● REQUIREMENT
Locate each line with the string "icon" in the listing below and copy it.

● DATA FOR PROCESSING

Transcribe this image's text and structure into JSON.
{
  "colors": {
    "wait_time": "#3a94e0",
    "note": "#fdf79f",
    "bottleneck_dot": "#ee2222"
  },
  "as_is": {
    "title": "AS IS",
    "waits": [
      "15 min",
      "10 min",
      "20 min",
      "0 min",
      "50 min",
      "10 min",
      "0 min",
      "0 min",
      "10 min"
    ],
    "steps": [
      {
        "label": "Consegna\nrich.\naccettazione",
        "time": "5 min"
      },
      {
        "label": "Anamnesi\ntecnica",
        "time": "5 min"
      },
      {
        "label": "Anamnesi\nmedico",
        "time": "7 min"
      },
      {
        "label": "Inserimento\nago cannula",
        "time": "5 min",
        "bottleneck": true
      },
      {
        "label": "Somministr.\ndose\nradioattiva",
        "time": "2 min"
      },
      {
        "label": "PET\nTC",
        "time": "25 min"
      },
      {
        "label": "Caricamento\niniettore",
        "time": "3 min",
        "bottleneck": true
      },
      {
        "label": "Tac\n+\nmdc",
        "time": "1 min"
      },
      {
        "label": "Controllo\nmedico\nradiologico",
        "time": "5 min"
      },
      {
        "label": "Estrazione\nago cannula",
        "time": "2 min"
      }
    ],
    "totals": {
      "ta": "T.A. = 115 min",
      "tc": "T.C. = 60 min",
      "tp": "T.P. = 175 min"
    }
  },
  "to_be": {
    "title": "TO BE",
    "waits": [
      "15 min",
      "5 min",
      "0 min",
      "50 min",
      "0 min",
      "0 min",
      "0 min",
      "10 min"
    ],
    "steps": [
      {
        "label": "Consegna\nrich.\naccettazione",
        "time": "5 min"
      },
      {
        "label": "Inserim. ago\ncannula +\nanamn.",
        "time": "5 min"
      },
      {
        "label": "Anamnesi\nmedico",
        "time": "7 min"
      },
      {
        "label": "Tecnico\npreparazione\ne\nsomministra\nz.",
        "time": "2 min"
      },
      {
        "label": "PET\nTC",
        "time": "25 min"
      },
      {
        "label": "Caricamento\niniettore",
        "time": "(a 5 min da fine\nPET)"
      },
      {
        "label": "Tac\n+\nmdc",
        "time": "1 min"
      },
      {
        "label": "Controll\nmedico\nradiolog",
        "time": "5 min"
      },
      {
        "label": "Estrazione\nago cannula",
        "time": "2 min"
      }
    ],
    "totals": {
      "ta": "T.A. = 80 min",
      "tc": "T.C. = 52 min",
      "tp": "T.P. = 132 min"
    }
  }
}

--

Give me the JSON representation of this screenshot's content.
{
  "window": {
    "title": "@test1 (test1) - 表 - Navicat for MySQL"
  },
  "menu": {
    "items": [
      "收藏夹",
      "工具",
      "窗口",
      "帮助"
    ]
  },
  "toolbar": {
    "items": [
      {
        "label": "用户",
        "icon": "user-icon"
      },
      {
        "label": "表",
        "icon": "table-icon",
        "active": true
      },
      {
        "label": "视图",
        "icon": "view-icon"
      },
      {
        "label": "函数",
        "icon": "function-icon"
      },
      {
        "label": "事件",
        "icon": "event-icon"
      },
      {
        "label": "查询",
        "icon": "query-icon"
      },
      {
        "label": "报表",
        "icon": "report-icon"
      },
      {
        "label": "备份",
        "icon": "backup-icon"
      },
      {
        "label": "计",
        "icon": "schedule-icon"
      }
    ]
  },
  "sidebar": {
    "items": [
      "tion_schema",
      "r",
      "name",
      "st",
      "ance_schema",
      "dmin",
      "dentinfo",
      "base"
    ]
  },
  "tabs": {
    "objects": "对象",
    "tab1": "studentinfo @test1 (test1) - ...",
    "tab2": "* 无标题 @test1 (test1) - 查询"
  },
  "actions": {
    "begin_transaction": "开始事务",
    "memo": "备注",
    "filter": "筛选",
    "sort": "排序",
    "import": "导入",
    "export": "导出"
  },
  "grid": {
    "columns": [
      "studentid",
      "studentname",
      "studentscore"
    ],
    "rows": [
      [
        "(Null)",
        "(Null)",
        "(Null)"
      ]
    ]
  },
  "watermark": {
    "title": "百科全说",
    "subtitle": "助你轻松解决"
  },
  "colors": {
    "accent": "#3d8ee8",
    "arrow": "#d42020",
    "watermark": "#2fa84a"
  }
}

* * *

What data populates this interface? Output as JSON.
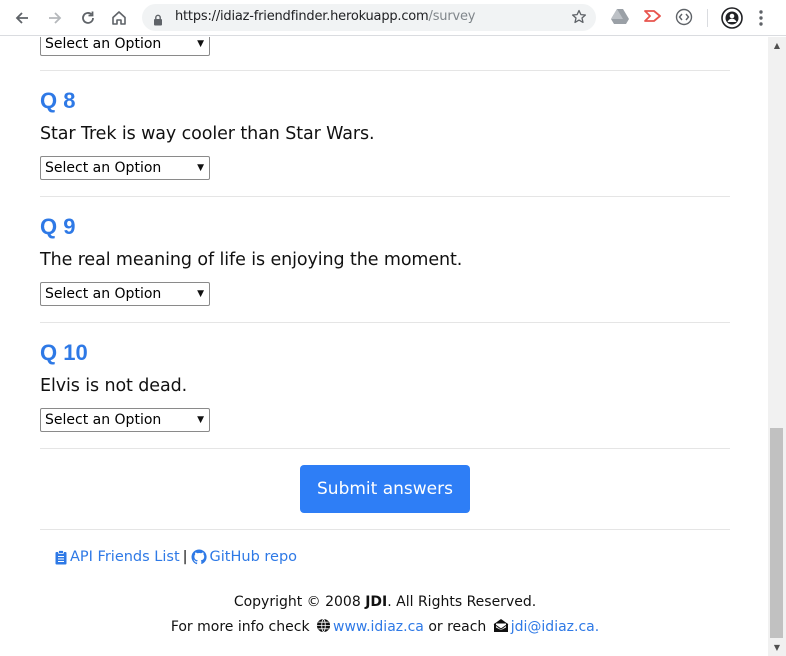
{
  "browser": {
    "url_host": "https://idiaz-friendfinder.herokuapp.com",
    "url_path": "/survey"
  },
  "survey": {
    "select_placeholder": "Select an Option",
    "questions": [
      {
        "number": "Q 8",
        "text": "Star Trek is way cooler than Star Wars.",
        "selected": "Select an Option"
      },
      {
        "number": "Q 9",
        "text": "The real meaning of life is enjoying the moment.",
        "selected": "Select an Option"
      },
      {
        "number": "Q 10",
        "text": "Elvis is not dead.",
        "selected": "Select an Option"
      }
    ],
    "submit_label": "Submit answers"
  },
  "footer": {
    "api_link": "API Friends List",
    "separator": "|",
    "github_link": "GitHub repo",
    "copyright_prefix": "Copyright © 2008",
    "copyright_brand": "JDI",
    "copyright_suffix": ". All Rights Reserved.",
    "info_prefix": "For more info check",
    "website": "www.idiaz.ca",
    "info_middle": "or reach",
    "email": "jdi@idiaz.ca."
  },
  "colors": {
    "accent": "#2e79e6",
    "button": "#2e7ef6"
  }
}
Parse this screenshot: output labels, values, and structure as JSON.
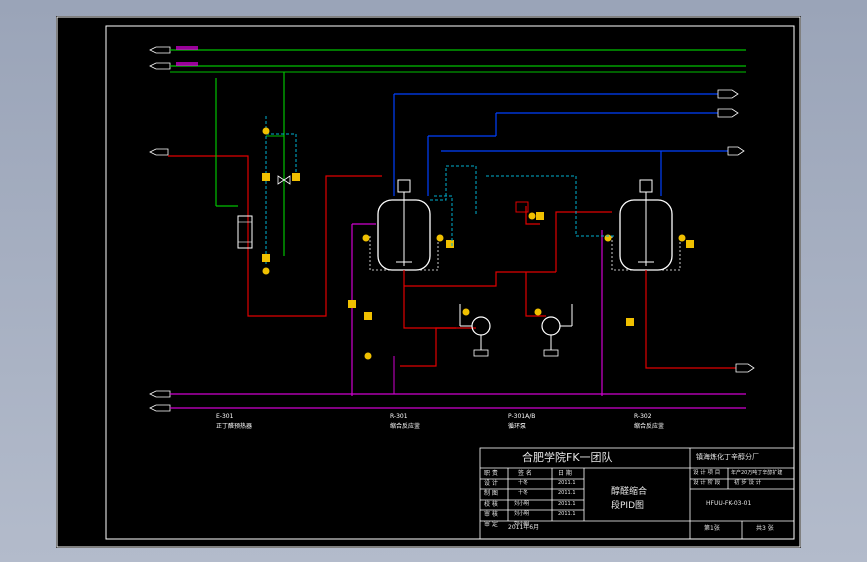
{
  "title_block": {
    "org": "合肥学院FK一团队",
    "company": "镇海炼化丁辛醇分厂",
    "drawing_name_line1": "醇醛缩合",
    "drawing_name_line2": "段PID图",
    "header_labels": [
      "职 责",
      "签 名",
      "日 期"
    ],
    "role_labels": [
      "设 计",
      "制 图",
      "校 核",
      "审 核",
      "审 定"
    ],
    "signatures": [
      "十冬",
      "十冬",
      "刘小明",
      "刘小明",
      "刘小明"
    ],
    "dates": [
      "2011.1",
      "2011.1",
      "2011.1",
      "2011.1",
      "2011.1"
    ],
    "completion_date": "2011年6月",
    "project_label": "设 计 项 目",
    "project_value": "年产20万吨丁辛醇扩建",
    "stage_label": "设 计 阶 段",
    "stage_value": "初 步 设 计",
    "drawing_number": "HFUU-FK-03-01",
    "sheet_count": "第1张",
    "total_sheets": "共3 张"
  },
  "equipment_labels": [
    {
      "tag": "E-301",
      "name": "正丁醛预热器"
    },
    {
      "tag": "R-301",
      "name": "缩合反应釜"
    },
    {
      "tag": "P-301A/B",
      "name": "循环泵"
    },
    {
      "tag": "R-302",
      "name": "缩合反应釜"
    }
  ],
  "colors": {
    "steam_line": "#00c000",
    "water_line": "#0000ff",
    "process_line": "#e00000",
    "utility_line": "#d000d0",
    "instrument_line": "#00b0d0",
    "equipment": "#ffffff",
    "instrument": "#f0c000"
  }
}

● RESPONSE
        "icon": "user-icon"
        "icon": "table-icon",
        "icon": "view-icon"
        "icon": "function-icon"
        "icon": "event-icon"
        "icon": "query-icon"
        "icon": "report-icon"
        "icon": "backup-icon"
        "icon": "schedule-icon"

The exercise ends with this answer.